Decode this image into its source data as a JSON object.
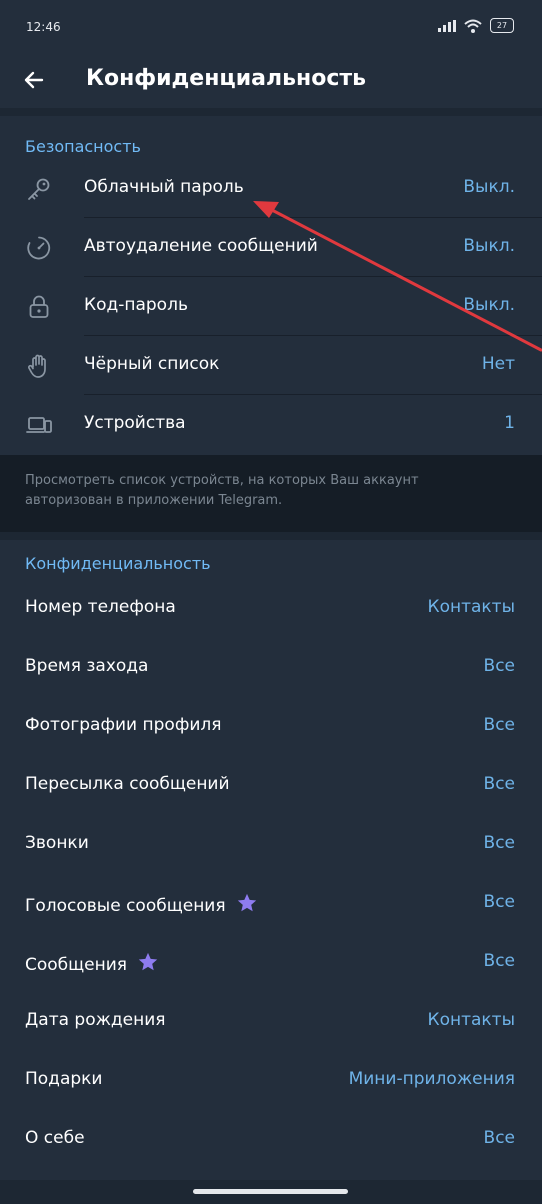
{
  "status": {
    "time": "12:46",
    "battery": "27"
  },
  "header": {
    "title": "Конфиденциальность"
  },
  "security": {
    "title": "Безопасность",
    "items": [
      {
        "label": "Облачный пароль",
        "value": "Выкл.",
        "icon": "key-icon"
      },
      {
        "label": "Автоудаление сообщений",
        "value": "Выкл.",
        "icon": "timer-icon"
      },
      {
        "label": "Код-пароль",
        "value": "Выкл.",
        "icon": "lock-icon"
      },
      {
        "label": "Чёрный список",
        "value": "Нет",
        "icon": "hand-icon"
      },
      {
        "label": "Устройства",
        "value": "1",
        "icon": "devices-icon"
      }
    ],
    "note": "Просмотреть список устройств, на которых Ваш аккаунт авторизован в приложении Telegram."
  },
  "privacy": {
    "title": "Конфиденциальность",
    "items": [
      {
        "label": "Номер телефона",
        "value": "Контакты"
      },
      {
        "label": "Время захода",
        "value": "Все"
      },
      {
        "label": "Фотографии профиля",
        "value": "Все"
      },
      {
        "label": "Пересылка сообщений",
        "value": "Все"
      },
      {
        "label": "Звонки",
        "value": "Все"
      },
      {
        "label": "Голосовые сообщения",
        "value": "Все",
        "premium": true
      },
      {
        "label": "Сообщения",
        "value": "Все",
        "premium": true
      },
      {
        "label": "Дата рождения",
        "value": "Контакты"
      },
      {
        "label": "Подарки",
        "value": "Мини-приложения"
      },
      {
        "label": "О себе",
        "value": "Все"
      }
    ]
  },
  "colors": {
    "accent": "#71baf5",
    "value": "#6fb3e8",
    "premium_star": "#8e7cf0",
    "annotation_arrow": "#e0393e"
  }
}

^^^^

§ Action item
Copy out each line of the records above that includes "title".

§ Answer below
    "title": "Конфиденциальность"
    "title": "Безопасность",
    "title": "Конфиденциальность",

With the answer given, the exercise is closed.